Ur city began to emerge around 5500 BC beginning from small fishing and marsh exploitation village.
By 4000 BC Ur’s inhabitants were raising cattle, goats, sheep, wheat, barley and dates. It became a true urban city around 3100 BC.
Ur was a walled city built by masters of engineering with two enclosed harbors to accommodate shipping from the Euphrates. The principle public building, temples and palaces were enclosed in and inner fortification where stood the great ziggurat.
Ur emerges as a key player in the political life of the southern city-state system during the period of the first Ur dynasty 2670 BC when it became the capital of Sumer under the King of Ur Mesanepada.
During 2600 BC the population to be estimated 34 000. Various tribes, such as Akkadians, Amorites and Sumerians conquered and settled there.
Before the 2nd century BC, the Euphrates ran much closer to Ur and the city was linked to the Euphrates by a canal that allowed Ur to develop as an important foreign trade market place.
According to archeological discoveries, the world’s first written law code was promulgated by Ur-Nammu, Sumerian king of the city state of Ur, about 2060 BC.
Ur remained an important commercial center until about 150 BC, when the Euphrates changed its course.

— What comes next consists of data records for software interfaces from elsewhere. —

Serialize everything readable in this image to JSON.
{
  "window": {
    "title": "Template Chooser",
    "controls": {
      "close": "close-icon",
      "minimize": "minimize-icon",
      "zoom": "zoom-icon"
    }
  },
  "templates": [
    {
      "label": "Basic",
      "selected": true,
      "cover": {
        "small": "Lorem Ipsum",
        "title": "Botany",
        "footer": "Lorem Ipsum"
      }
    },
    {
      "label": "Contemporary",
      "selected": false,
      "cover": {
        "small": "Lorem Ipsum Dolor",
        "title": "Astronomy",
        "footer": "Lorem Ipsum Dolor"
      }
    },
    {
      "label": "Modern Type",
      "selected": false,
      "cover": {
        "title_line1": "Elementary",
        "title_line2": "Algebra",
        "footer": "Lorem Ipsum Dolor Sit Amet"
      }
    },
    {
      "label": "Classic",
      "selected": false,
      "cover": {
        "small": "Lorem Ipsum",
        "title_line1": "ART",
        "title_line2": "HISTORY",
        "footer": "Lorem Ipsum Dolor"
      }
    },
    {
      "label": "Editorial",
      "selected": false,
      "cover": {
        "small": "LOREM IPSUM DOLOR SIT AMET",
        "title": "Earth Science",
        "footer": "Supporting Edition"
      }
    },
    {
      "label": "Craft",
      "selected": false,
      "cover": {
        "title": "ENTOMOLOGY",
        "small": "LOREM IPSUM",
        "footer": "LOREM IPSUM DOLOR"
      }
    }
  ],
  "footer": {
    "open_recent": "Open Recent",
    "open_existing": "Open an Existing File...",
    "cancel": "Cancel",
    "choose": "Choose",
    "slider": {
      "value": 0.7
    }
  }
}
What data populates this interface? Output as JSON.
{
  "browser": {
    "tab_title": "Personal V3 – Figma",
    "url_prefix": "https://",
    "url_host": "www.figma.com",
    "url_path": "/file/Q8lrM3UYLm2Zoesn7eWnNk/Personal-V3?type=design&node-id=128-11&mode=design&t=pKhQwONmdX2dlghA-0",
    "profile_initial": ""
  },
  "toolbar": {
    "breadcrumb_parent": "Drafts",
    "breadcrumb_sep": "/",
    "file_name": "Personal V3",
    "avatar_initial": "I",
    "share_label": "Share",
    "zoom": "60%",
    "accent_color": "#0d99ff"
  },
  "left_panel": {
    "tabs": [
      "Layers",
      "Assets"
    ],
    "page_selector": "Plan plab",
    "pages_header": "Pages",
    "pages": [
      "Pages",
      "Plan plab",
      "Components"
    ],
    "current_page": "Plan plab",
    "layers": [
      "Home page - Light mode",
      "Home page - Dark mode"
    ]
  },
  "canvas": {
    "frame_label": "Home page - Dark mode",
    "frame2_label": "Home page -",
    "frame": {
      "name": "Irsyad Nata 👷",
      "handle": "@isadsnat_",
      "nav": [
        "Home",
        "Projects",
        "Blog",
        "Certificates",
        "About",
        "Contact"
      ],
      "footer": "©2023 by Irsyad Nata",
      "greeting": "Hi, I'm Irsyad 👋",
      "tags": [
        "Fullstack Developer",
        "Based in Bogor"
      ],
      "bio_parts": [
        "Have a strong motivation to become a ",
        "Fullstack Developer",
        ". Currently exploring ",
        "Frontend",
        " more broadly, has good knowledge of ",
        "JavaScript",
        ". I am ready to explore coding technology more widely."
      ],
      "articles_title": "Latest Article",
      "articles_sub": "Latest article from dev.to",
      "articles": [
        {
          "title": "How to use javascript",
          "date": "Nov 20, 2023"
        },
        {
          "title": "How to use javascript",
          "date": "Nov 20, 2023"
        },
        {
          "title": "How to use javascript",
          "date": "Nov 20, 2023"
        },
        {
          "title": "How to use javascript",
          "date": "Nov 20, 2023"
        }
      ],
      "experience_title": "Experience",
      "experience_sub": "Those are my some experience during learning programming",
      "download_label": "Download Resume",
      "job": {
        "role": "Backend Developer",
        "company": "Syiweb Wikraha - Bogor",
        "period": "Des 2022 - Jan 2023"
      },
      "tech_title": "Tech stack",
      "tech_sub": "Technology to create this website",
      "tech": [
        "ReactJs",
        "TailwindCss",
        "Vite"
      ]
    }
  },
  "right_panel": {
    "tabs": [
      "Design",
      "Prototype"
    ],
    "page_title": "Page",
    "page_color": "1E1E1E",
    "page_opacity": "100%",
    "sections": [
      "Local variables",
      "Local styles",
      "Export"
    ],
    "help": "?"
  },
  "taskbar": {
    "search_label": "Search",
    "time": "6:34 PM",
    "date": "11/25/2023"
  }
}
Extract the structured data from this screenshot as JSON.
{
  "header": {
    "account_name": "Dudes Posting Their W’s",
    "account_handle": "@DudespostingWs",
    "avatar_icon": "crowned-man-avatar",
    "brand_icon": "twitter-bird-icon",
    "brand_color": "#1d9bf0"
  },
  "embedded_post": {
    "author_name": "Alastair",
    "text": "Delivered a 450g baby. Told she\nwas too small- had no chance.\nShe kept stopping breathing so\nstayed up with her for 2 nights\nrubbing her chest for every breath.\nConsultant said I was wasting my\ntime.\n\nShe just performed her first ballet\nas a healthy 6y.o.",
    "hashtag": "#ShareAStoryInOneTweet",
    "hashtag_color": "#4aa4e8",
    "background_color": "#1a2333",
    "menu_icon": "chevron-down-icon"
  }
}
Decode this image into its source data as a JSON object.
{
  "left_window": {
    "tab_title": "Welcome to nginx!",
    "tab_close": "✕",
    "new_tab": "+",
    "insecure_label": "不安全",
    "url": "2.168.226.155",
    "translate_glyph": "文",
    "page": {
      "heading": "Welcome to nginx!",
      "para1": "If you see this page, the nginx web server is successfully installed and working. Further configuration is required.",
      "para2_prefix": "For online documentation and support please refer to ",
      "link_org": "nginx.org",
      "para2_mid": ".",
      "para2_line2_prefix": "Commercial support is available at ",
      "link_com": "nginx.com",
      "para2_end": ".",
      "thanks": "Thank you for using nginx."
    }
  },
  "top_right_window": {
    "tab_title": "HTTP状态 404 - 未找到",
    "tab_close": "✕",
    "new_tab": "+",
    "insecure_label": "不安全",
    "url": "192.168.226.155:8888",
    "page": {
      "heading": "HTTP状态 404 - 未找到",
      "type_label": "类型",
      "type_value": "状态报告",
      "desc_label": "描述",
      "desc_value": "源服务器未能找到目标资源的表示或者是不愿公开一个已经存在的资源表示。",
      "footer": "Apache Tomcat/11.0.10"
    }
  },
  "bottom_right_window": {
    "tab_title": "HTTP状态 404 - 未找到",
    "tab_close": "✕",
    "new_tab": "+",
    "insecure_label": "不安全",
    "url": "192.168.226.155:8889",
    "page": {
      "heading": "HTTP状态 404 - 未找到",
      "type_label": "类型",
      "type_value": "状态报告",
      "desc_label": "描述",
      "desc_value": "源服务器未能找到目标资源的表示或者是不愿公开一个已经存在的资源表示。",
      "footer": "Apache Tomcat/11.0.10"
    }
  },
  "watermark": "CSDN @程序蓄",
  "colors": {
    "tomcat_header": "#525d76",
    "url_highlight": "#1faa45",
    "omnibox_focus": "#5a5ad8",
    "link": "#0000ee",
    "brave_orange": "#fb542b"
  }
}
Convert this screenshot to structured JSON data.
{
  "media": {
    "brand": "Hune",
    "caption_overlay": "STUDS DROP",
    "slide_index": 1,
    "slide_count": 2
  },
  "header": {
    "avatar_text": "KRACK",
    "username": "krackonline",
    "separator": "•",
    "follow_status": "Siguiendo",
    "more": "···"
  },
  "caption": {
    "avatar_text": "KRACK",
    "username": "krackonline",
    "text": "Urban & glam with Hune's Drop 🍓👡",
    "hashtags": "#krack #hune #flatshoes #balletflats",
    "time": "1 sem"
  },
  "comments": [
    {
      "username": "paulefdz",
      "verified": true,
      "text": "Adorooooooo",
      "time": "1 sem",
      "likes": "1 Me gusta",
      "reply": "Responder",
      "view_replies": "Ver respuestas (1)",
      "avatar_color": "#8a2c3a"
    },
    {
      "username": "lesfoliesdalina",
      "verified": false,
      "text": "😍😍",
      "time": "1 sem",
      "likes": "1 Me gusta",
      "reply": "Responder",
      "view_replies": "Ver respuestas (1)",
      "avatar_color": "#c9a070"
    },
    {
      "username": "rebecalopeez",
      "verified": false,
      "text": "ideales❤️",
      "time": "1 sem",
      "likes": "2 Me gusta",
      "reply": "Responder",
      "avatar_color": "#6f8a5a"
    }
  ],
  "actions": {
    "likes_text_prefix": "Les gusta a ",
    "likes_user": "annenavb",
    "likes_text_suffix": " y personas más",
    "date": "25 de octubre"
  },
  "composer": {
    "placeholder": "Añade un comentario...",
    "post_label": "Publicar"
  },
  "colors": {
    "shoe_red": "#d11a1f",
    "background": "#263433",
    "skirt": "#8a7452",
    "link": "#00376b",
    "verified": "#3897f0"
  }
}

The rich agricultural fields that made Ur a rich city soon transformed into deserts.
City of Ur
The ruin of Ur in the 18th century